**What you have to do**.
Word for word, repeat the data that follows. Do not include the pictures.

++++++

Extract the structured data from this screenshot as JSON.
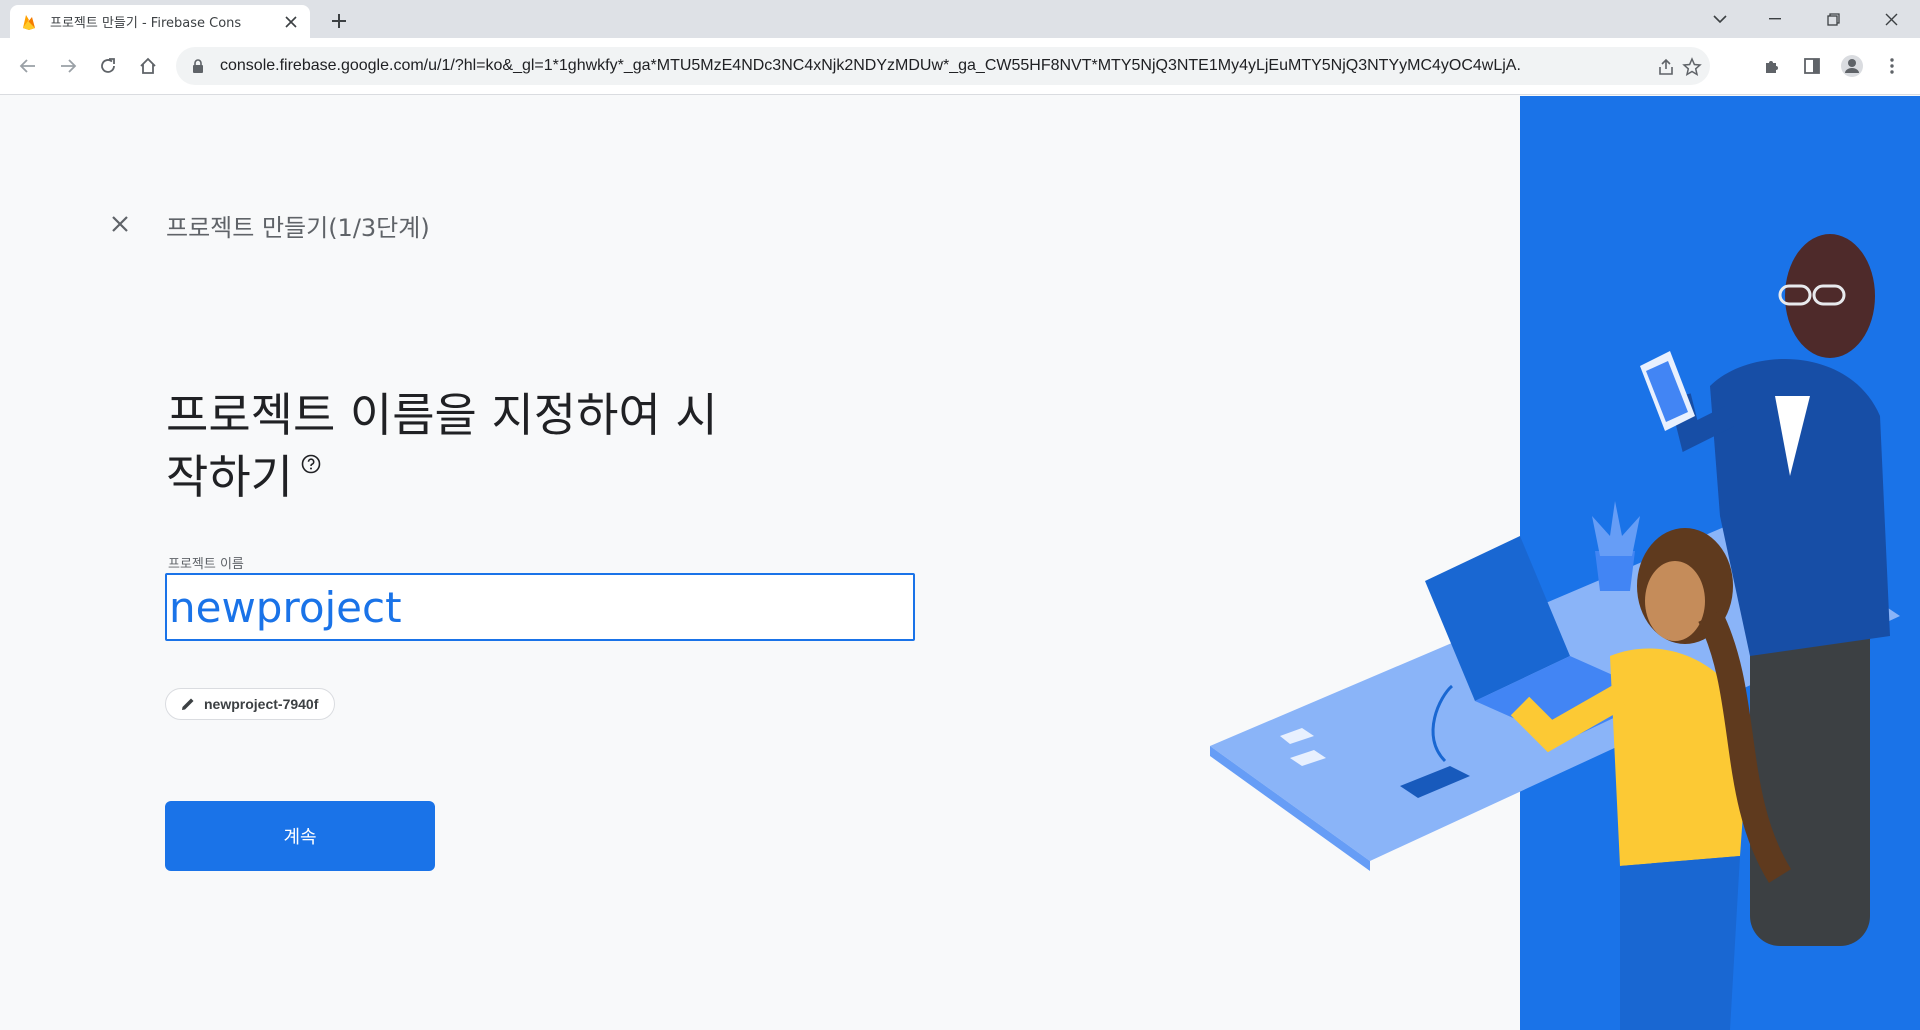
{
  "browser": {
    "tab_title": "프로젝트 만들기 - Firebase Cons",
    "url": "console.firebase.google.com/u/1/?hl=ko&_gl=1*1ghwkfy*_ga*MTU5MzE4NDc3NC4xNjk2NDYzMDUw*_ga_CW55HF8NVT*MTY5NjQ3NTE1My4yLjEuMTY5NjQ3NTYyMC4yOC4wLjA."
  },
  "page": {
    "step_title": "프로젝트 만들기(1/3단계)",
    "headline_line1": "프로젝트 이름을 지정하여 시",
    "headline_line2": "작하기",
    "field_label": "프로젝트 이름",
    "project_name_value": "newproject",
    "project_id": "newproject-7940f",
    "continue_label": "계속"
  },
  "colors": {
    "accent": "#1a73e8",
    "panel": "#1a73e8",
    "yellow": "#fcc934"
  },
  "icons": [
    "firebase-icon",
    "close-icon",
    "new-tab-icon",
    "minimize-icon",
    "restore-icon",
    "back-icon",
    "forward-icon",
    "reload-icon",
    "home-icon",
    "lock-icon",
    "share-icon",
    "star-icon",
    "extensions-icon",
    "side-panel-icon",
    "profile-icon",
    "menu-icon",
    "help-icon",
    "pencil-icon"
  ]
}
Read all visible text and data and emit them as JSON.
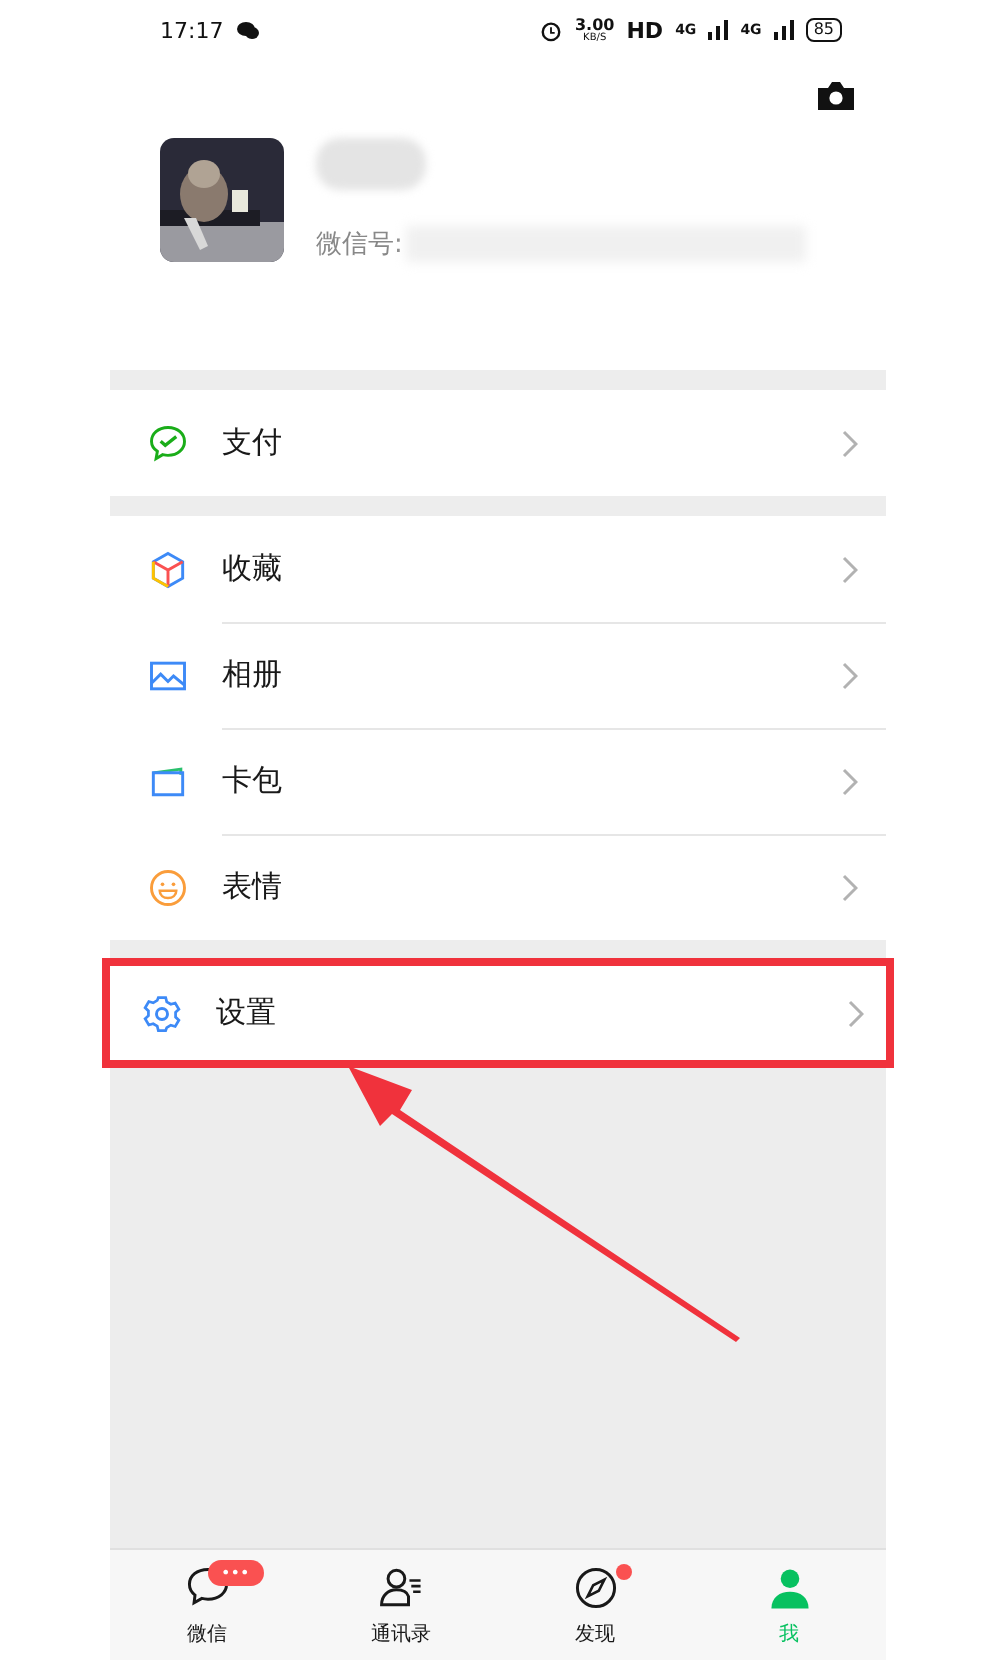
{
  "status_bar": {
    "time": "17:17",
    "speed": "3.00",
    "speed_unit": "KB/S",
    "hd": "HD",
    "net_1": "4G",
    "net_2": "4G",
    "battery": "85"
  },
  "profile": {
    "wechat_id_label": "微信号:"
  },
  "menu_groups": [
    {
      "items": [
        {
          "kind": "pay",
          "label": "支付",
          "highlighted": false
        }
      ]
    },
    {
      "items": [
        {
          "kind": "favorites",
          "label": "收藏",
          "highlighted": false
        },
        {
          "kind": "album",
          "label": "相册",
          "highlighted": false
        },
        {
          "kind": "cards",
          "label": "卡包",
          "highlighted": false
        },
        {
          "kind": "stickers",
          "label": "表情",
          "highlighted": false
        }
      ]
    },
    {
      "items": [
        {
          "kind": "settings",
          "label": "设置",
          "highlighted": true
        }
      ]
    }
  ],
  "tab_bar": [
    {
      "kind": "chats",
      "label": "微信",
      "selected": false,
      "badge": "•••",
      "dot": false
    },
    {
      "kind": "contacts",
      "label": "通讯录",
      "selected": false,
      "dot": false
    },
    {
      "kind": "discover",
      "label": "发现",
      "selected": false,
      "dot": true
    },
    {
      "kind": "me",
      "label": "我",
      "selected": true,
      "dot": false
    }
  ]
}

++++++

**Problem solution**.
Extract the structured data from this screenshot as JSON.
{
  "browser": {
    "tab_title": "프로젝트 만들기 - Firebase Cons",
    "url": "console.firebase.google.com/u/1/?hl=ko&_gl=1*1ghwkfy*_ga*MTU5MzE4NDc3NC4xNjk2NDYzMDUw*_ga_CW55HF8NVT*MTY5NjQ3NTE1My4yLjEuMTY5NjQ3NTYyMC4yOC4wLjA."
  },
  "page": {
    "step_title": "프로젝트 만들기(1/3단계)",
    "headline_line1": "프로젝트 이름을 지정하여 시",
    "headline_line2": "작하기",
    "field_label": "프로젝트 이름",
    "project_name_value": "newproject",
    "project_id": "newproject-7940f",
    "continue_label": "계속"
  },
  "colors": {
    "accent": "#1a73e8",
    "panel": "#1a73e8",
    "yellow": "#fcc934"
  },
  "icons": [
    "firebase-icon",
    "close-icon",
    "new-tab-icon",
    "minimize-icon",
    "restore-icon",
    "back-icon",
    "forward-icon",
    "reload-icon",
    "home-icon",
    "lock-icon",
    "share-icon",
    "star-icon",
    "extensions-icon",
    "side-panel-icon",
    "profile-icon",
    "menu-icon",
    "help-icon",
    "pencil-icon"
  ]
}
Read all visible text and data and emit them as JSON.
{
  "status_bar": {
    "time": "17:17",
    "speed": "3.00",
    "speed_unit": "KB/S",
    "hd": "HD",
    "net_1": "4G",
    "net_2": "4G",
    "battery": "85"
  },
  "profile": {
    "wechat_id_label": "微信号:"
  },
  "menu_groups": [
    {
      "items": [
        {
          "kind": "pay",
          "label": "支付",
          "highlighted": false
        }
      ]
    },
    {
      "items": [
        {
          "kind": "favorites",
          "label": "收藏",
          "highlighted": false
        },
        {
          "kind": "album",
          "label": "相册",
          "highlighted": false
        },
        {
          "kind": "cards",
          "label": "卡包",
          "highlighted": false
        },
        {
          "kind": "stickers",
          "label": "表情",
          "highlighted": false
        }
      ]
    },
    {
      "items": [
        {
          "kind": "settings",
          "label": "设置",
          "highlighted": true
        }
      ]
    }
  ],
  "tab_bar": [
    {
      "kind": "chats",
      "label": "微信",
      "selected": false,
      "badge": "•••",
      "dot": false
    },
    {
      "kind": "contacts",
      "label": "通讯录",
      "selected": false,
      "dot": false
    },
    {
      "kind": "discover",
      "label": "发现",
      "selected": false,
      "dot": true
    },
    {
      "kind": "me",
      "label": "我",
      "selected": true,
      "dot": false
    }
  ]
}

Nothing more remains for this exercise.